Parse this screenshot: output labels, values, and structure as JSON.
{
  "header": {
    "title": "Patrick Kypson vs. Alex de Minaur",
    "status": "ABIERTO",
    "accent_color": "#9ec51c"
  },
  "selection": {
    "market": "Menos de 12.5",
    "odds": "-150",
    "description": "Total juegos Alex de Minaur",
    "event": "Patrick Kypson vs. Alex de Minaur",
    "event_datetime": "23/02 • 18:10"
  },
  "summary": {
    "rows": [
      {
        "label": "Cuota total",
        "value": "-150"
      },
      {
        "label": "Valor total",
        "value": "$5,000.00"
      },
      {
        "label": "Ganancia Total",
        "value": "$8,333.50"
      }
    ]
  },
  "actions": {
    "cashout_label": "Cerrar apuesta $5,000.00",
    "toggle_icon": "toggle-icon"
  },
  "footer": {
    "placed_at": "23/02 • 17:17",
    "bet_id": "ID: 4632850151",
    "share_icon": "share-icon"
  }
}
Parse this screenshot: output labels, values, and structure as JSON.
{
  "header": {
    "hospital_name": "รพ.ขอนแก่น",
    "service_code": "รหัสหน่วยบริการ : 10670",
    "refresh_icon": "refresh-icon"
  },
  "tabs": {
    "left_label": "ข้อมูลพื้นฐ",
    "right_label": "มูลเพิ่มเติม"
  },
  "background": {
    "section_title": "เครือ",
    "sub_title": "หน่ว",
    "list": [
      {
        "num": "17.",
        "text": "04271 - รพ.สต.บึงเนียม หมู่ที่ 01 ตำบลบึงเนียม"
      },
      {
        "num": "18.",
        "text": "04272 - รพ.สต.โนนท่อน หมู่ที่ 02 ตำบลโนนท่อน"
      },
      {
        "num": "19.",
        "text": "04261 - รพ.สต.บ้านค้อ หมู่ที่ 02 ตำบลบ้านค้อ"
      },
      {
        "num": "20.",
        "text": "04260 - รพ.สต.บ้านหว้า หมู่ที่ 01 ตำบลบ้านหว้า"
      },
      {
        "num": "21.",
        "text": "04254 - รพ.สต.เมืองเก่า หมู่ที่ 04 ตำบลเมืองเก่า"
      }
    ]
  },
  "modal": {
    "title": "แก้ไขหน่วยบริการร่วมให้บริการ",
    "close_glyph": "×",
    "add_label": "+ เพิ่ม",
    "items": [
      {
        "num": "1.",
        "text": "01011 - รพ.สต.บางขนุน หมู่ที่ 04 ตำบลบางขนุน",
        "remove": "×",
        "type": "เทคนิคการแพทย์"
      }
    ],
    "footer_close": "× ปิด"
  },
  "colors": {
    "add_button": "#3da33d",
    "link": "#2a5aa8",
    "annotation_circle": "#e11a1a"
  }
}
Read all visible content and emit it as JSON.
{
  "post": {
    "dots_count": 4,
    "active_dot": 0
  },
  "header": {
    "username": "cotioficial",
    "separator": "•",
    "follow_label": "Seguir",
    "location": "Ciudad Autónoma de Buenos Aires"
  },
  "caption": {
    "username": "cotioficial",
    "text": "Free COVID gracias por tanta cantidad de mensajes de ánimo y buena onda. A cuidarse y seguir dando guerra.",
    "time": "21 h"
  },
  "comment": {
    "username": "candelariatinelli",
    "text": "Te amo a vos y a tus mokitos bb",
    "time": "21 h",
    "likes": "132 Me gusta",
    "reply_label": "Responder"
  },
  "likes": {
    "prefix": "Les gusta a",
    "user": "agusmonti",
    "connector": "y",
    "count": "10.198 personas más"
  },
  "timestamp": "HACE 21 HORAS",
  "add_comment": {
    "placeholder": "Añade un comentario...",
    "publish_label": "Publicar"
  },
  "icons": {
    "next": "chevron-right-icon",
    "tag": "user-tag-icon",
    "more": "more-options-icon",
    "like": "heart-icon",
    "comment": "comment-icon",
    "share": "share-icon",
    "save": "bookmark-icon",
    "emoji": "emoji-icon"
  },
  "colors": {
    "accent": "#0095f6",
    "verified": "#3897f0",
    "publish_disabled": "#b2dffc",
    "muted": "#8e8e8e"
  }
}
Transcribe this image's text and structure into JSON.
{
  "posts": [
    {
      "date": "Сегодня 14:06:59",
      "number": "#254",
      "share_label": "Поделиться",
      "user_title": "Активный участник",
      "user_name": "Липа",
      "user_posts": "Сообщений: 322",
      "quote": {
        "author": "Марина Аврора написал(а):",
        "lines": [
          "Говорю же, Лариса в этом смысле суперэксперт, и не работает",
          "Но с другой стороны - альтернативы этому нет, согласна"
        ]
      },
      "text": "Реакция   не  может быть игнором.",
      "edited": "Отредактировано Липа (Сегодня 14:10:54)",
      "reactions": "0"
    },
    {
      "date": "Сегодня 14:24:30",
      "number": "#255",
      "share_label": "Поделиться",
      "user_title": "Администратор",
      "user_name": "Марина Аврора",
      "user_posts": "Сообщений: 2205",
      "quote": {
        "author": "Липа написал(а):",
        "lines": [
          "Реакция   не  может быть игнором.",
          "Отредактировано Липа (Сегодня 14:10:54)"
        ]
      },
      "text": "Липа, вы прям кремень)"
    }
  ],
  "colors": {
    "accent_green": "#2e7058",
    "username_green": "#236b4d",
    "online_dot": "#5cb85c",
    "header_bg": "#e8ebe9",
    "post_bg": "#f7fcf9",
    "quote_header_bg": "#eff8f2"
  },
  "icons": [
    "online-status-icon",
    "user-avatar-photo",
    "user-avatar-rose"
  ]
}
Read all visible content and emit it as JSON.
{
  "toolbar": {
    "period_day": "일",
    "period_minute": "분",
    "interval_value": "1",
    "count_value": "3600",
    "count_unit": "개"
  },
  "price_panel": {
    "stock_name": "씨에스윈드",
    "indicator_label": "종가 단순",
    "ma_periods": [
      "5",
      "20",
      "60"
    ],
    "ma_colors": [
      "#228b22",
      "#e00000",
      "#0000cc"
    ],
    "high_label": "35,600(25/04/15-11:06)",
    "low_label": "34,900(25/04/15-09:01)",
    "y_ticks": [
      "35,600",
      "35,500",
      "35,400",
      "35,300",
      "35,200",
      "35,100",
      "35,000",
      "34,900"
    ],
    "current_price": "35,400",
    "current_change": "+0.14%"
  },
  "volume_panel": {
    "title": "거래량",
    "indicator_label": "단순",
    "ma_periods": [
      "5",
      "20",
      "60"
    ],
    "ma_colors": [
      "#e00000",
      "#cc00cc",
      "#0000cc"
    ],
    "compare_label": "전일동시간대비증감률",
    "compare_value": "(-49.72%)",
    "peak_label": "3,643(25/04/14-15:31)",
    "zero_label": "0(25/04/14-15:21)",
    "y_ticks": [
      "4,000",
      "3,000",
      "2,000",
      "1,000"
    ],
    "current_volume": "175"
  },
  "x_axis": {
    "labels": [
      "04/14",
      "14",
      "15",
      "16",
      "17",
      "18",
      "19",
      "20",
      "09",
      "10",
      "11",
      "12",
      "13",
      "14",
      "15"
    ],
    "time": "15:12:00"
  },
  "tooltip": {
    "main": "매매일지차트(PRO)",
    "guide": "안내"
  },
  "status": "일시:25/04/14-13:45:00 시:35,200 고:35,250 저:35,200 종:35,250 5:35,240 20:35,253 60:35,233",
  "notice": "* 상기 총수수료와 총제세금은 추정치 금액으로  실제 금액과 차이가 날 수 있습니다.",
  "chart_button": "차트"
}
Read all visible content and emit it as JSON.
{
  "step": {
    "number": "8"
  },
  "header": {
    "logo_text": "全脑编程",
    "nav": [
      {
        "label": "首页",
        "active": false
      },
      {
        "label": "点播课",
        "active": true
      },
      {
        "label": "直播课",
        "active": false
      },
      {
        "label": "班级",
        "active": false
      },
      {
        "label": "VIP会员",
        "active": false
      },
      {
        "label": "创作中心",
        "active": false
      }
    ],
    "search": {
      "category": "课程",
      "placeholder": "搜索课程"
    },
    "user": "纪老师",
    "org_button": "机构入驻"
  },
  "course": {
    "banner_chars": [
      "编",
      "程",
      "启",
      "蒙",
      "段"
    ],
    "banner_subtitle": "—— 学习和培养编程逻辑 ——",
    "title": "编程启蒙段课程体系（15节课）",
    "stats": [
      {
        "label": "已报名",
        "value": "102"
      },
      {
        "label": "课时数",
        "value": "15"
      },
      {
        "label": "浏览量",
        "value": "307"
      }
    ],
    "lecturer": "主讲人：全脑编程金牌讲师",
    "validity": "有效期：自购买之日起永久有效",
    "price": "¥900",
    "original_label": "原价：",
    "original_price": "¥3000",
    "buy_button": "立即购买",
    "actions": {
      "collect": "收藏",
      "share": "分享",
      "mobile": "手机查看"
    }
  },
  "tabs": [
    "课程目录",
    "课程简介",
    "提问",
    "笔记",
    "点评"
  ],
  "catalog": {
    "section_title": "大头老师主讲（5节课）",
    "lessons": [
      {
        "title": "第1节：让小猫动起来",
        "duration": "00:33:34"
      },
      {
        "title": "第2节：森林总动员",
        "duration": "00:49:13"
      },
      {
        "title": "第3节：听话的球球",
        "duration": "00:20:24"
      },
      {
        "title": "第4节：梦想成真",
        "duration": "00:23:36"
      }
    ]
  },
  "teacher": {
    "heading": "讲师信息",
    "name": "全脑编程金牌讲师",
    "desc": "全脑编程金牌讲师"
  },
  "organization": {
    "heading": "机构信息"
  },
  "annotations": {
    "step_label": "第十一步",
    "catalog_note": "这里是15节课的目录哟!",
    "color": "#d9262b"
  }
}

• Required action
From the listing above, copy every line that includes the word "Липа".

• Written reply
      "user_name": "Липа",
      "edited": "Отредактировано Липа (Сегодня 14:10:54)",
        "author": "Липа написал(а):",
          "Отредактировано Липа (Сегодня 14:10:54)"
      "text": "Липа, вы прям кремень)"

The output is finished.